Maps of Hell
Maps of Hell is a handbrake turn of a novel. Everything that readers know about Matt Wells is put on hold as he tries to work out who and where he is. As his memory gradually returns, he manages to escape from captivity, only to find himself in the frame for a series of gruesome murders. The story unravels exclusively in the US - something of a challenge for a British writer, but very much a longstanding ambition. After all, the US is the home of gritty noir and hard-nosed police procedural - any crime novelist worthy of the name would want to take on (in all senses) the country that produced Hammett, Chandler, Macdonald and Kojak (sorry, my Greek interests may have slipped in there). Then there are the movies to be referenced - in this novel's case, The Manchurian Candidate (also a remarkably weird novel by Richard Condon) - film-wise, I prefer the original - and The Bourne Identity (the
original movie, let alone the novel, is much less classy than the first Matt Damon outing).
Exploring the landscapes and townscapes of the eastern US was also a challenge for the writer, though I have been to most of the locations - Matt himself hasn't a clue where he is at the outset, so he learns from point zero. But how much can he trust what's in his head, never mind the people he meets? Cranking up the jeopardy was an interesting technical exercise - and a lot of fun. Oh, and there are Nazis. And Satanists. Rock and roll!
So, see what you think. Is Matt's sojourn in the US convincing? Worthwhile? (Hope so, because he's there in the next book; too…) As always, I will try to reply to every message.
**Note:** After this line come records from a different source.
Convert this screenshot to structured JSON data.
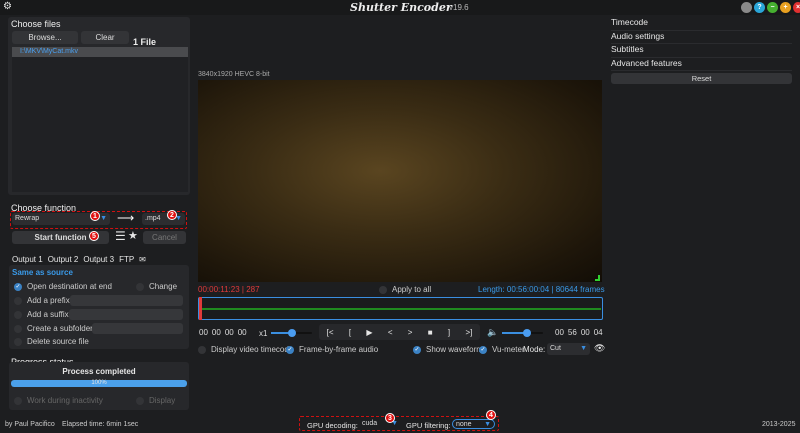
{
  "app": {
    "title": "Shutter Encoder",
    "version": "v19.6",
    "settings_icon": "gear-icon",
    "window_buttons": [
      {
        "name": "cloud",
        "color": "#8a8a8a"
      },
      {
        "name": "help",
        "label": "?",
        "color": "#2aa5d8"
      },
      {
        "name": "minimize",
        "color": "#46b030"
      },
      {
        "name": "maximize",
        "color": "#e8a020"
      },
      {
        "name": "close",
        "color": "#e03030"
      }
    ]
  },
  "files": {
    "title": "Choose files",
    "browse": "Browse...",
    "clear": "Clear",
    "count": "1 File",
    "items": [
      "I:\\MKV\\MyCat.mkv"
    ]
  },
  "function": {
    "title": "Choose function",
    "selected": "Rewrap",
    "container": ".mp4",
    "start": "Start function",
    "cancel": "Cancel",
    "badges": [
      "1",
      "2",
      "5"
    ]
  },
  "output": {
    "tabs": [
      "Output 1",
      "Output 2",
      "Output 3",
      "FTP"
    ],
    "destination": "Same as source",
    "open_dest": "Open destination at end",
    "change": "Change",
    "prefix": "Add a prefix:",
    "suffix": "Add a suffix:",
    "subfolder": "Create a subfolder:",
    "delete": "Delete source file"
  },
  "progress": {
    "title": "Progress status",
    "status": "Process completed",
    "percent": 100,
    "percent_label": "100%",
    "work_inactivity": "Work during inactivity",
    "display": "Display"
  },
  "footer": {
    "author": "by Paul Pacifico",
    "elapsed": "Elapsed time: 6min 1sec",
    "copyright": "2013-2025",
    "gpu_decoding_label": "GPU decoding:",
    "gpu_decoding": "cuda",
    "gpu_filtering_label": "GPU filtering:",
    "gpu_filtering": "none",
    "badges": [
      "3",
      "4"
    ]
  },
  "player": {
    "info": "3840x1920 HEVC 8-bit",
    "position": "00:00:11:23 | 287",
    "apply_all": "Apply to all",
    "length": "Length: 00:56:00:04 | 80644 frames",
    "tc_in": [
      "00",
      "00",
      "00",
      "00"
    ],
    "tc_out": [
      "00",
      "56",
      "00",
      "04"
    ],
    "speed": "x1",
    "speed_level": 0.5,
    "volume_level": 0.6,
    "controls": [
      "[<",
      "[",
      "▶",
      "<",
      ">",
      "■",
      "]",
      ">]"
    ],
    "display_tc": "Display video timecode",
    "frame_audio": "Frame-by-frame audio",
    "show_waveform": "Show waveform",
    "vu_meter": "Vu-meter",
    "mode_label": "Mode:",
    "mode": "Cut"
  },
  "right": {
    "sections": [
      "Timecode",
      "Audio settings",
      "Subtitles",
      "Advanced features"
    ],
    "reset": "Reset"
  }
}
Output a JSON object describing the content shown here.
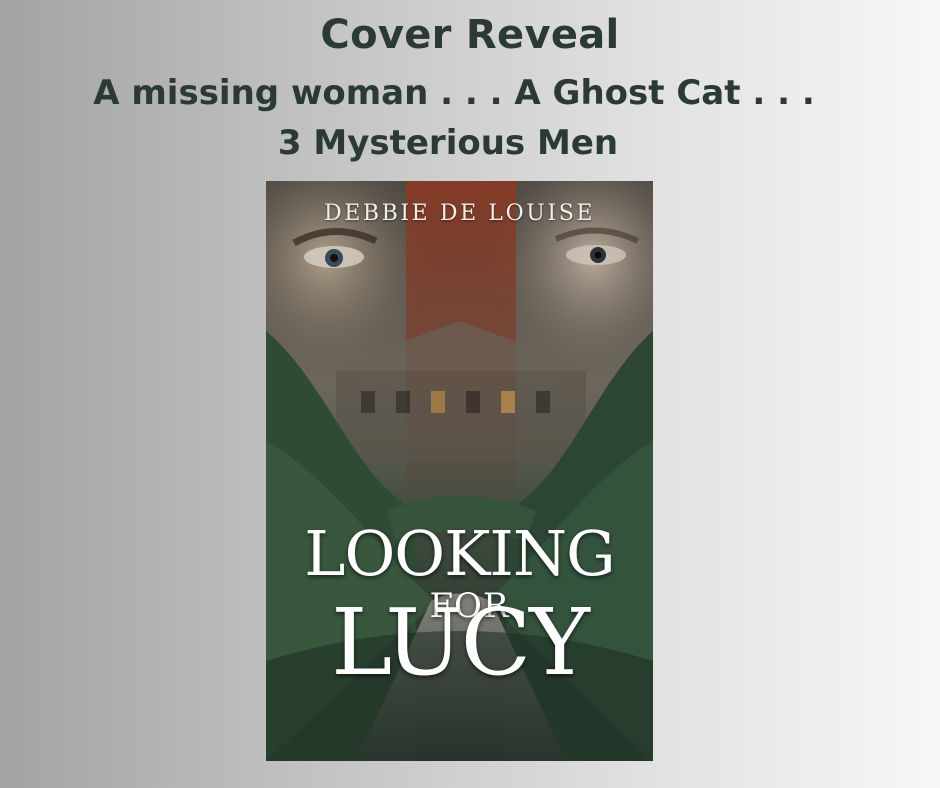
{
  "header": {
    "title": "Cover Reveal",
    "tagline_line1": "A missing woman . . . A Ghost Cat . . .",
    "tagline_line2": "3 Mysterious Men"
  },
  "book": {
    "author": "DEBBIE DE LOUISE",
    "title_line1": "LOOKING",
    "title_line2": "FOR",
    "title_line3": "LUCY"
  },
  "colors": {
    "heading_text": "#2b3a34",
    "cover_foliage": "#2f4a35",
    "cover_title": "#ffffff"
  }
}
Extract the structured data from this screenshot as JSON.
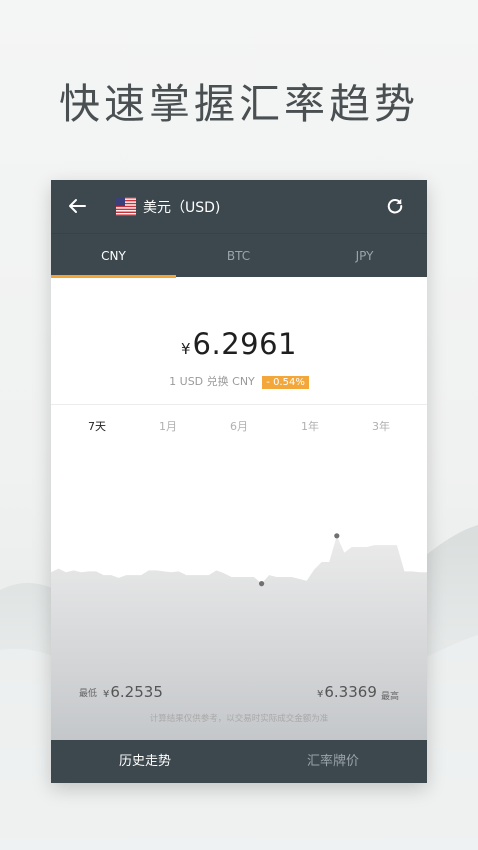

|US mass-market edition
||Published by MIRA Books May 2010
|UK paperback edition
||Published by MIRA Books August 2010